▸ **Directions**
Leaving the images behind, copy every line of the records exactly.

^^^^

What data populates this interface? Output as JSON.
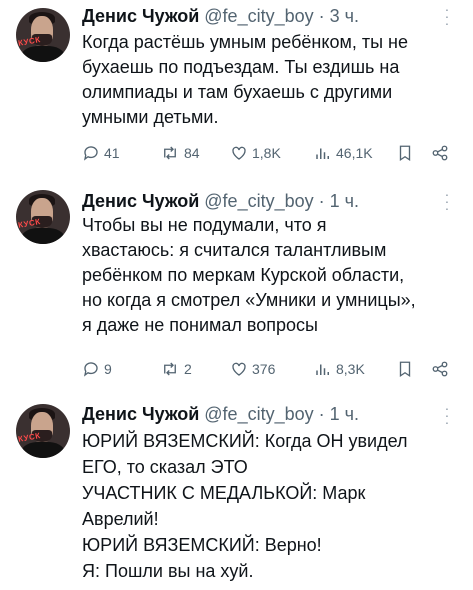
{
  "tweets": [
    {
      "author_name": "Денис Чужой",
      "handle": "@fe_city_boy",
      "dot": "·",
      "time": "3 ч.",
      "avatar_tag": "КУСК",
      "lines": [
        "Когда растёшь умным ребёнком, ты не",
        "бухаешь по подъездам. Ты ездишь на",
        "олимпиады и там бухаешь с другими",
        "умными детьми."
      ],
      "replies": "41",
      "retweets": "84",
      "likes": "1,8K",
      "views": "46,1K"
    },
    {
      "author_name": "Денис Чужой",
      "handle": "@fe_city_boy",
      "dot": "·",
      "time": "1 ч.",
      "avatar_tag": "КУСК",
      "lines": [
        "Чтобы вы не подумали, что я",
        "хвастаюсь: я считался талантливым",
        "ребёнком по меркам Курской области,",
        "но когда я смотрел «Умники и умницы»,",
        "я даже не понимал вопросы"
      ],
      "replies": "9",
      "retweets": "2",
      "likes": "376",
      "views": "8,3K"
    },
    {
      "author_name": "Денис Чужой",
      "handle": "@fe_city_boy",
      "dot": "·",
      "time": "1 ч.",
      "avatar_tag": "КУСК",
      "lines": [
        "ЮРИЙ ВЯЗЕМСКИЙ: Когда ОН увидел",
        "ЕГО, то сказал ЭТО",
        "УЧАСТНИК С МЕДАЛЬКОЙ: Марк",
        "Аврелий!",
        "ЮРИЙ ВЯЗЕМСКИЙ: Верно!",
        "Я: Пошли вы на хуй."
      ]
    }
  ],
  "icons": {
    "reply": "reply-icon",
    "retweet": "retweet-icon",
    "like": "heart-icon",
    "views": "views-icon",
    "bookmark": "bookmark-icon",
    "share": "share-icon",
    "more": "more-icon"
  },
  "colors": {
    "text": "#0f1419",
    "secondary": "#536471",
    "background": "#ffffff"
  }
}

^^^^

▸ **Output of the task**
What data populates this interface? Output as JSON.
{
  "tweets": [
    {
      "author_name": "Денис Чужой",
      "handle": "@fe_city_boy",
      "dot": "·",
      "time": "3 ч.",
      "avatar_tag": "КУСК",
      "lines": [
        "Когда растёшь умным ребёнком, ты не",
        "бухаешь по подъездам. Ты ездишь на",
        "олимпиады и там бухаешь с другими",
        "умными детьми."
      ],
      "replies": "41",
      "retweets": "84",
      "likes": "1,8K",
      "views": "46,1K"
    },
    {
      "author_name": "Денис Чужой",
      "handle": "@fe_city_boy",
      "dot": "·",
      "time": "1 ч.",
      "avatar_tag": "КУСК",
      "lines": [
        "Чтобы вы не подумали, что я",
        "хвастаюсь: я считался талантливым",
        "ребёнком по меркам Курской области,",
        "но когда я смотрел «Умники и умницы»,",
        "я даже не понимал вопросы"
      ],
      "replies": "9",
      "retweets": "2",
      "likes": "376",
      "views": "8,3K"
    },
    {
      "author_name": "Денис Чужой",
      "handle": "@fe_city_boy",
      "dot": "·",
      "time": "1 ч.",
      "avatar_tag": "КУСК",
      "lines": [
        "ЮРИЙ ВЯЗЕМСКИЙ: Когда ОН увидел",
        "ЕГО, то сказал ЭТО",
        "УЧАСТНИК С МЕДАЛЬКОЙ: Марк",
        "Аврелий!",
        "ЮРИЙ ВЯЗЕМСКИЙ: Верно!",
        "Я: Пошли вы на хуй."
      ]
    }
  ],
  "icons": {
    "reply": "reply-icon",
    "retweet": "retweet-icon",
    "like": "heart-icon",
    "views": "views-icon",
    "bookmark": "bookmark-icon",
    "share": "share-icon",
    "more": "more-icon"
  },
  "colors": {
    "text": "#0f1419",
    "secondary": "#536471",
    "background": "#ffffff"
  }
}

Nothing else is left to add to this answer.